— EXERCISE PROMPT —
In the entries below, find the lines that include "MyFile" and give their number as the whole reply.

*** RECORDS SUPPLIED ***

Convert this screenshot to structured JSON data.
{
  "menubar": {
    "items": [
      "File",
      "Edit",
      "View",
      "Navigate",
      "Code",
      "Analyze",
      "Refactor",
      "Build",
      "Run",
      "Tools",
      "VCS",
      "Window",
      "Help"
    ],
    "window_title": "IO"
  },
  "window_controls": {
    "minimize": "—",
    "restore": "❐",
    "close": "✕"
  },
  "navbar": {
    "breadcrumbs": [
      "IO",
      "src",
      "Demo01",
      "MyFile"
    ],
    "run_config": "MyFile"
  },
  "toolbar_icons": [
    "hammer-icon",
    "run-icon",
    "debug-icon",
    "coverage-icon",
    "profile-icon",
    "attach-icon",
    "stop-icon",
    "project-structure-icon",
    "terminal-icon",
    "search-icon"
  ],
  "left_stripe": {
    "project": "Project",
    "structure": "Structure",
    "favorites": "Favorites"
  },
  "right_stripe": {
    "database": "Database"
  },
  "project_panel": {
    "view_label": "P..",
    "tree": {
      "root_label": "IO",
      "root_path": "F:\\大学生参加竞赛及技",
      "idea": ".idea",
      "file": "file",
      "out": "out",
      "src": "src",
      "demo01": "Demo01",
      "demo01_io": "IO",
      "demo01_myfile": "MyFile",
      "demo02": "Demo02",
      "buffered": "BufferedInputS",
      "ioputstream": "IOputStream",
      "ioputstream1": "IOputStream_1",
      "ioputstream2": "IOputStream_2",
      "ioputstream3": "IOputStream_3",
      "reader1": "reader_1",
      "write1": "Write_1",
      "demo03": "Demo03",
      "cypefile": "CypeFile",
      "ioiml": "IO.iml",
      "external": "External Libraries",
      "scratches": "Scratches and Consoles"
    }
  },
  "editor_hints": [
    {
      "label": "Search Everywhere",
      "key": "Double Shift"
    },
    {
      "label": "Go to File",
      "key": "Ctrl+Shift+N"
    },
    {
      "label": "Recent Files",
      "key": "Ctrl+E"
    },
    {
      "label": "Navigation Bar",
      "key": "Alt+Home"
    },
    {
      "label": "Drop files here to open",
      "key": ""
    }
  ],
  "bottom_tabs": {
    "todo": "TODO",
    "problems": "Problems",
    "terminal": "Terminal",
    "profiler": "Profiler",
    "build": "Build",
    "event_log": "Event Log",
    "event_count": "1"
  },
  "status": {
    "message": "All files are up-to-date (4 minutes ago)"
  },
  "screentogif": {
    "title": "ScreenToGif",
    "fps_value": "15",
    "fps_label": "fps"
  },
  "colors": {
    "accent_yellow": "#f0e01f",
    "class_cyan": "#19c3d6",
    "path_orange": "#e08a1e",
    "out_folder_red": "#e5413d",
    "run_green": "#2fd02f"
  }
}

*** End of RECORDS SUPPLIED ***

— RESPONSE AREA —
3